— Description of the task —
Scan the lines below for "folder"; report the number of lines that contain it, and only that.

Records from a dataset:
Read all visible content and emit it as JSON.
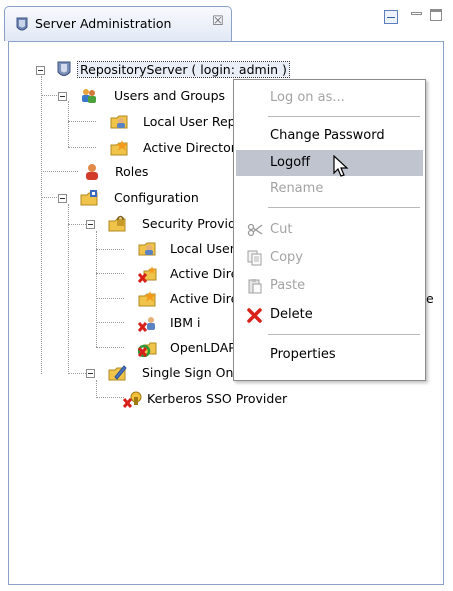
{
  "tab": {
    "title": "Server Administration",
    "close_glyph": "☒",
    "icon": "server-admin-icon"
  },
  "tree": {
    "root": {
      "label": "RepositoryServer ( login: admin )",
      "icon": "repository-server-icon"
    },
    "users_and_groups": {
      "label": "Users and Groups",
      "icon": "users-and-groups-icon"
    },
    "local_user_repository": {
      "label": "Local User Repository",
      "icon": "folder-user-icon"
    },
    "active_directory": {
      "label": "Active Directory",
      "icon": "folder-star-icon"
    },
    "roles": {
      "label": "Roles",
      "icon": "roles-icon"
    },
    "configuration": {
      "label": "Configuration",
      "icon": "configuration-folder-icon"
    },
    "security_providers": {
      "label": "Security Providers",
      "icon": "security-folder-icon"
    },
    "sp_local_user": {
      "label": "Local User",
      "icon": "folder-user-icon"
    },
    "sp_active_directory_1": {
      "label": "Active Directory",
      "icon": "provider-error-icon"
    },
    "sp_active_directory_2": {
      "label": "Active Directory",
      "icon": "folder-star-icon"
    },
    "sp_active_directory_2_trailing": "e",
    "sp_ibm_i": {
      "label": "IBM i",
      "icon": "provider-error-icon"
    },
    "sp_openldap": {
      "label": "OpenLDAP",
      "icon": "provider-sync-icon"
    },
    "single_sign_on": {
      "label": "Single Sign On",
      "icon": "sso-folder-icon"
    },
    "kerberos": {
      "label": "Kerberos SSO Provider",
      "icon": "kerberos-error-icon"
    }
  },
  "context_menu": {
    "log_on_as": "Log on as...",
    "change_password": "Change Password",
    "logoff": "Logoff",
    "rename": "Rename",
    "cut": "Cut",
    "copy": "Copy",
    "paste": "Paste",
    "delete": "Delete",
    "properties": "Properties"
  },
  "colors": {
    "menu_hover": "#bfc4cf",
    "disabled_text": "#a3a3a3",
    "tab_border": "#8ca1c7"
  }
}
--
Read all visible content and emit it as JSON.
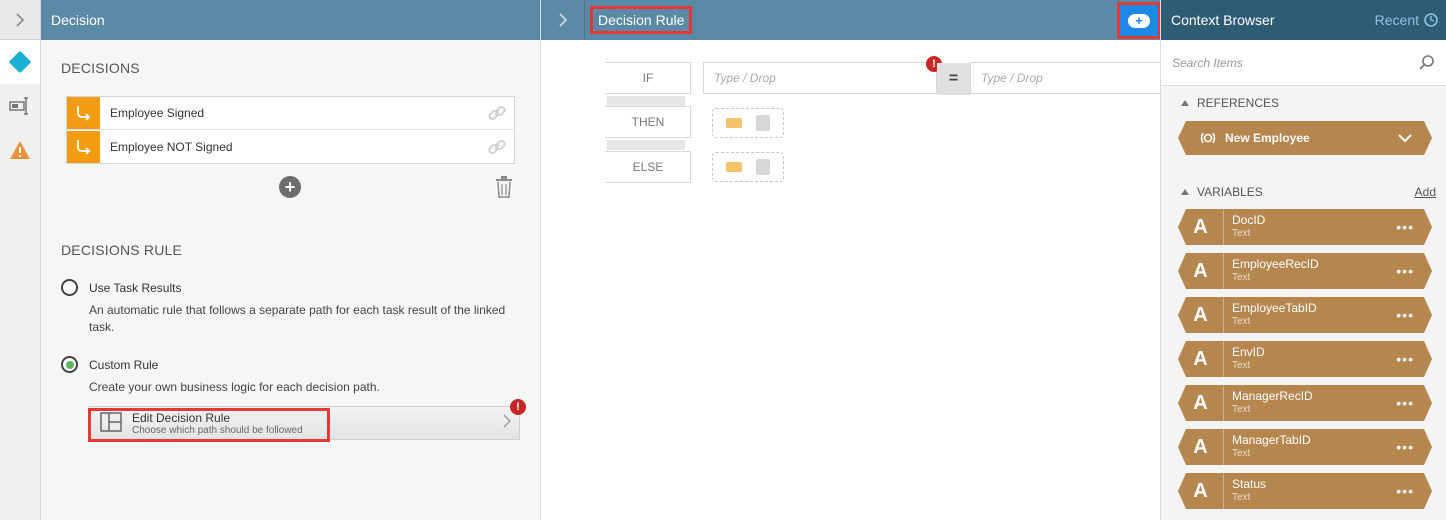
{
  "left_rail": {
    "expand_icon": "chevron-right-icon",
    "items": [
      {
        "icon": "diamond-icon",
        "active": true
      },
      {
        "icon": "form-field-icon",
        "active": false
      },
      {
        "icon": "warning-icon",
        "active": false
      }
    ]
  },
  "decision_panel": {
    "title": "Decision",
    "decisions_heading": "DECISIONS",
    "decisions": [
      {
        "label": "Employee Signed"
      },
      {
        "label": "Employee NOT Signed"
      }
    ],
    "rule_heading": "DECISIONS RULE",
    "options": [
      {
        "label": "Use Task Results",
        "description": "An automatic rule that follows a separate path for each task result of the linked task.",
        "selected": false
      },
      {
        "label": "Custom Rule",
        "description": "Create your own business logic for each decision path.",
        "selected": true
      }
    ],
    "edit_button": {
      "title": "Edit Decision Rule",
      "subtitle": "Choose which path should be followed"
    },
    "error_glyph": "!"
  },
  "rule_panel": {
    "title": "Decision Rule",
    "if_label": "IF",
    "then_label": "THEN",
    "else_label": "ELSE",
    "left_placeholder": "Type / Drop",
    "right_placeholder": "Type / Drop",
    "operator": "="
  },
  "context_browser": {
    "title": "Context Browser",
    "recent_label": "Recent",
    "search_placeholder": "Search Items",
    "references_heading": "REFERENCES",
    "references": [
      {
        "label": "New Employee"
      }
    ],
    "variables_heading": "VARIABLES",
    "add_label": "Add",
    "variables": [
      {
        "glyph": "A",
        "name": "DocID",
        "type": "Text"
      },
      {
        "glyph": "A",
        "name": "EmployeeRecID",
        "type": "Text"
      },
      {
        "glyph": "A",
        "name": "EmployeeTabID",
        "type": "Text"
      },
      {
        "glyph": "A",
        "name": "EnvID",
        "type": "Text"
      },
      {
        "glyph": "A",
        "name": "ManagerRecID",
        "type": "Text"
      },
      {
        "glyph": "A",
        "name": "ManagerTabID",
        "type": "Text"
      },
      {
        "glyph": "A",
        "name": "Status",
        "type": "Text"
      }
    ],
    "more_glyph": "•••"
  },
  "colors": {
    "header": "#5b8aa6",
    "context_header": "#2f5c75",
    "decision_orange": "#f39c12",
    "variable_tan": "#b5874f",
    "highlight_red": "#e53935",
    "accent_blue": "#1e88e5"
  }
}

— Solution to this problem —
7